╭─ Input records

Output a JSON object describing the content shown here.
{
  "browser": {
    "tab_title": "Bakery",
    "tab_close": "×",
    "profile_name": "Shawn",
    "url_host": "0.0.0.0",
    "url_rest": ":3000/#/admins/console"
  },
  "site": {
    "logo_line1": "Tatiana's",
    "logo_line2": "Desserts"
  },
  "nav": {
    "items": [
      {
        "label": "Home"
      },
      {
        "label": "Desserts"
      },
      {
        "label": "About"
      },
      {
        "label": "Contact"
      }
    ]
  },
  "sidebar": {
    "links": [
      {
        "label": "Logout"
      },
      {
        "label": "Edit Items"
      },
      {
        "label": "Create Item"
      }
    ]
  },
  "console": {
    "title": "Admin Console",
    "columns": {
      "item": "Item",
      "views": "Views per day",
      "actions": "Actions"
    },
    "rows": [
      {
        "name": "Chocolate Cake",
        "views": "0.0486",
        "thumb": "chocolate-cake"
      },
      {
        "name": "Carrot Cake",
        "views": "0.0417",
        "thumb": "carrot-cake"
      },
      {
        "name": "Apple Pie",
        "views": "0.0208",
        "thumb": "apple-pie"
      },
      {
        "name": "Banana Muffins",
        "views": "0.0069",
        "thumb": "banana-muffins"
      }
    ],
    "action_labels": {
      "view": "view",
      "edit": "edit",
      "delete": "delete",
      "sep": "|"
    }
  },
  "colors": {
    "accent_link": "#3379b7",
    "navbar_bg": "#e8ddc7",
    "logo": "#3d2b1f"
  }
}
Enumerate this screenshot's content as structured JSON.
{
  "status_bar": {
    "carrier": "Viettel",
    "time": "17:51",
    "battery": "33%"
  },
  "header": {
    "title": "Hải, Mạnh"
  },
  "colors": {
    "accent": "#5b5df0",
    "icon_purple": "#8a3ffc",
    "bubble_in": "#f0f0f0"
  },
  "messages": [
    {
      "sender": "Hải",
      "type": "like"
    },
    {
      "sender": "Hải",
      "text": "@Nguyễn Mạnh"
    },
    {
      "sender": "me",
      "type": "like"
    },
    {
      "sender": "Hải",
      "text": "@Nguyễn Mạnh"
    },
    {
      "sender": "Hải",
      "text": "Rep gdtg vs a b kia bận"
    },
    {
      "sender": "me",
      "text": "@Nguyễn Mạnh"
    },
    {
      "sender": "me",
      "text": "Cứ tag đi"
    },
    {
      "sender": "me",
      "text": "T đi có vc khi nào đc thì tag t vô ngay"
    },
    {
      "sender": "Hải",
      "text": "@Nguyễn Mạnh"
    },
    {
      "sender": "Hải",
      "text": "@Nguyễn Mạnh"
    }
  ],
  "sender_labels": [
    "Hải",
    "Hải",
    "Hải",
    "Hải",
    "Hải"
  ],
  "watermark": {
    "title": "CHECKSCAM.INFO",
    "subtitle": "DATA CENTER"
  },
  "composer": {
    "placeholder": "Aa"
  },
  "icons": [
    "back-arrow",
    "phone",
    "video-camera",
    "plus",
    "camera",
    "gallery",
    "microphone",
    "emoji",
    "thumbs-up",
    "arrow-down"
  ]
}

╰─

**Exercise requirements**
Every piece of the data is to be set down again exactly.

**Response to the task**
Output a JSON object describing the content shown here.
{
  "browser": {
    "tab_title": "Bakery",
    "tab_close": "×",
    "profile_name": "Shawn",
    "url_host": "0.0.0.0",
    "url_rest": ":3000/#/admins/console"
  },
  "site": {
    "logo_line1": "Tatiana's",
    "logo_line2": "Desserts"
  },
  "nav": {
    "items": [
      {
        "label": "Home"
      },
      {
        "label": "Desserts"
      },
      {
        "label": "About"
      },
      {
        "label": "Contact"
      }
    ]
  },
  "sidebar": {
    "links": [
      {
        "label": "Logout"
      },
      {
        "label": "Edit Items"
      },
      {
        "label": "Create Item"
      }
    ]
  },
  "console": {
    "title": "Admin Console",
    "columns": {
      "item": "Item",
      "views": "Views per day",
      "actions": "Actions"
    },
    "rows": [
      {
        "name": "Chocolate Cake",
        "views": "0.0486",
        "thumb": "chocolate-cake"
      },
      {
        "name": "Carrot Cake",
        "views": "0.0417",
        "thumb": "carrot-cake"
      },
      {
        "name": "Apple Pie",
        "views": "0.0208",
        "thumb": "apple-pie"
      },
      {
        "name": "Banana Muffins",
        "views": "0.0069",
        "thumb": "banana-muffins"
      }
    ],
    "action_labels": {
      "view": "view",
      "edit": "edit",
      "delete": "delete",
      "sep": "|"
    }
  },
  "colors": {
    "accent_link": "#3379b7",
    "navbar_bg": "#e8ddc7",
    "logo": "#3d2b1f"
  }
}
Enumerate this screenshot's content as structured JSON.
{
  "status_bar": {
    "carrier": "Viettel",
    "time": "17:51",
    "battery": "33%"
  },
  "header": {
    "title": "Hải, Mạnh"
  },
  "colors": {
    "accent": "#5b5df0",
    "icon_purple": "#8a3ffc",
    "bubble_in": "#f0f0f0"
  },
  "messages": [
    {
      "sender": "Hải",
      "type": "like"
    },
    {
      "sender": "Hải",
      "text": "@Nguyễn Mạnh"
    },
    {
      "sender": "me",
      "type": "like"
    },
    {
      "sender": "Hải",
      "text": "@Nguyễn Mạnh"
    },
    {
      "sender": "Hải",
      "text": "Rep gdtg vs a b kia bận"
    },
    {
      "sender": "me",
      "text": "@Nguyễn Mạnh"
    },
    {
      "sender": "me",
      "text": "Cứ tag đi"
    },
    {
      "sender": "me",
      "text": "T đi có vc khi nào đc thì tag t vô ngay"
    },
    {
      "sender": "Hải",
      "text": "@Nguyễn Mạnh"
    },
    {
      "sender": "Hải",
      "text": "@Nguyễn Mạnh"
    }
  ],
  "sender_labels": [
    "Hải",
    "Hải",
    "Hải",
    "Hải",
    "Hải"
  ],
  "watermark": {
    "title": "CHECKSCAM.INFO",
    "subtitle": "DATA CENTER"
  },
  "composer": {
    "placeholder": "Aa"
  },
  "icons": [
    "back-arrow",
    "phone",
    "video-camera",
    "plus",
    "camera",
    "gallery",
    "microphone",
    "emoji",
    "thumbs-up",
    "arrow-down"
  ]
}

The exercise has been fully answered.